Leveraging Collaborative Technologies for Sharing Tacit Knowledge:
An Integrative Model
 

Vikas Sahasrabudhe and Subhasish Dasgupta
The George Washington University
Washington, DC
 

Collaborative technologies (such as e-mail, instant messaging, chat rooms, discussion groups, groupware, etc.) seem uniquely positioned to assist in sharing of knowledge within in any organization, and between an organization and its environment.  Collaborative technologies have the potential to help large, global organizations where employees neither know who within the organization may have expertise that can solve their problems, nor have the opportunity to gather around a “water cooler” to share ideas and knowledge.  A number of studies are looking at ways to make knowledge within an organization explicit and share that explicit knowledge.  Nevertheless, a large subset of knowledge within any organization is still not explicit, or is tacit in peoples’ heads.  Organizations are eager to “tap” that tacit knowledge capital in the interest of the organization’s objectives, and yet current collaborative technologies have not met that challenge.  Our research question is how can the potential of collaborative technologies for sharing tacit knowledge (without making it explicit) be assessed and what can be done (in terms of features, functions, policies, etc.) to make the collaborative technologies effective “virtual water coolers” for organizations. 

The starting point for this integrative model is the Technology Acceptance Model that covers individual and organizational characteristics that affect the use of technology.  We extend the model to examine the sharing of tacit knowledge within a collaborative environment.  We use research in the area and other theories (viz. Theory of Planned Behavior, Innovation Diffusion Theory and Social Cognitive Theory) to identify individual and organizational characteristics that affect sharing of tacit knowledge.  The presentation will cover a conceptual model and a set of individual and organizational characteristics affecting use of collaborative technologies, and individual and organizational characteristics affecting sharing of tacit knowledge.  The implications are that collaborative technology must have the necessary features and functions to support those individual and organizational characteristics which in turn will, within appropriate policy framework, enable sharing of tacit knowledge among those individuals in such as organization. 

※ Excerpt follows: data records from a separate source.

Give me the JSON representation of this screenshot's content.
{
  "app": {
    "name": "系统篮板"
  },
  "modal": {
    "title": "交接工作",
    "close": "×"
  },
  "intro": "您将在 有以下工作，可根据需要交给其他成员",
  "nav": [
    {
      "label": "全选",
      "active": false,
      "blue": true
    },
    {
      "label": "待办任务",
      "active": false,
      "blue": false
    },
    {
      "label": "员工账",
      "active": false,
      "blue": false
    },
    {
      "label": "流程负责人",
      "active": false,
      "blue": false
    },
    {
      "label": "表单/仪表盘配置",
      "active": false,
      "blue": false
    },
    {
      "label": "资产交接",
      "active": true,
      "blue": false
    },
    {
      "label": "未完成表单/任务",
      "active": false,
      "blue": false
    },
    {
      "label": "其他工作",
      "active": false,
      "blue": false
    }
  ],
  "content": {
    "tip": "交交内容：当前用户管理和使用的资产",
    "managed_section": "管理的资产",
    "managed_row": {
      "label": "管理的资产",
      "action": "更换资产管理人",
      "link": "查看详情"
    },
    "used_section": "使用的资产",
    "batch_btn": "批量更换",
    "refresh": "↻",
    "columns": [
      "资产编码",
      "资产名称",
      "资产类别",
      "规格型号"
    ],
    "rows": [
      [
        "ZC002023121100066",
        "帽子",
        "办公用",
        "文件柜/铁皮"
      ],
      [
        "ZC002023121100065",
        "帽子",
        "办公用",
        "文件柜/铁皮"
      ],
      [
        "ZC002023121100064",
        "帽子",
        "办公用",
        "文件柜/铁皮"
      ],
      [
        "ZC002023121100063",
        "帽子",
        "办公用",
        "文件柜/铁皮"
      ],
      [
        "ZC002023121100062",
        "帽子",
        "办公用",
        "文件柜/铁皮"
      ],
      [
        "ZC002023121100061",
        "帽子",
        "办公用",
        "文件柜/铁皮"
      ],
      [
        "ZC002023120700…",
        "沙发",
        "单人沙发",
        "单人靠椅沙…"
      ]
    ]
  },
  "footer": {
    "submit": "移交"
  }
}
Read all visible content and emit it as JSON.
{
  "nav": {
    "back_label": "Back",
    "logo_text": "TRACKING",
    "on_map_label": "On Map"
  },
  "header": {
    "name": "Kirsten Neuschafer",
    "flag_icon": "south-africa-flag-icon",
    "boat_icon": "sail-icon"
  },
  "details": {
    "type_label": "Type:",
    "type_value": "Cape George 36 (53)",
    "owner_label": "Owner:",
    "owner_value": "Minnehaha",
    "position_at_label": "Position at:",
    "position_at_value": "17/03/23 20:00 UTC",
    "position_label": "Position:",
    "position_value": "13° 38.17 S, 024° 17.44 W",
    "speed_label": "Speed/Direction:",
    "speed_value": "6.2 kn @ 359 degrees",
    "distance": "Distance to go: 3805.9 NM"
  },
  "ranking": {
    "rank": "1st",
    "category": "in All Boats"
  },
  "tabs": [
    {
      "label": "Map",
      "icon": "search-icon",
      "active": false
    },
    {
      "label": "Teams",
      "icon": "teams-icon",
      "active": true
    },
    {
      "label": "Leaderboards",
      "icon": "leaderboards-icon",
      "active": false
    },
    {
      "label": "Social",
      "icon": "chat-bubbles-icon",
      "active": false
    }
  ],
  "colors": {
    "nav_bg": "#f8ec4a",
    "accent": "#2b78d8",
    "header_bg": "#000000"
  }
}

The presentation will also include the results from a set of experiments conducted in the use of discussion forum to share knowledge among groups of students at a large mid-Atlantic university.  The experiments were conducted intentionally with no organizational settings or constraints, except that the students belonged to specific courses.  The students in each of those courses were given access to a discussion forum in the Blackboard system used at the university.  The students were not required to use the forum, nor were they given any incentives or disincentives, such as points towards their course grade.  Without any such organizational settings, as anticipated by the conceptual model, very few students tried to use the discussion forum for sharing knowledge.  The survey data collected from students, who did not use the forum, included their reasons for not using the forum and their perceptions of if and under what circumstances they may use it.  Analysis of that data provided useful information in support of the conceptual model, namely the lack of certain organizational characteristics did affect the (non-)use of such a collaborative technology for sharing tacit knowledge, and students’ perceptions of circumstances under which they may use the forum supported the individual and organizational characteristics and propositions from the conceptual model.  The presentation will conclude by identifying a series of experiments that will be conducted in the future to test the whole conceptual model.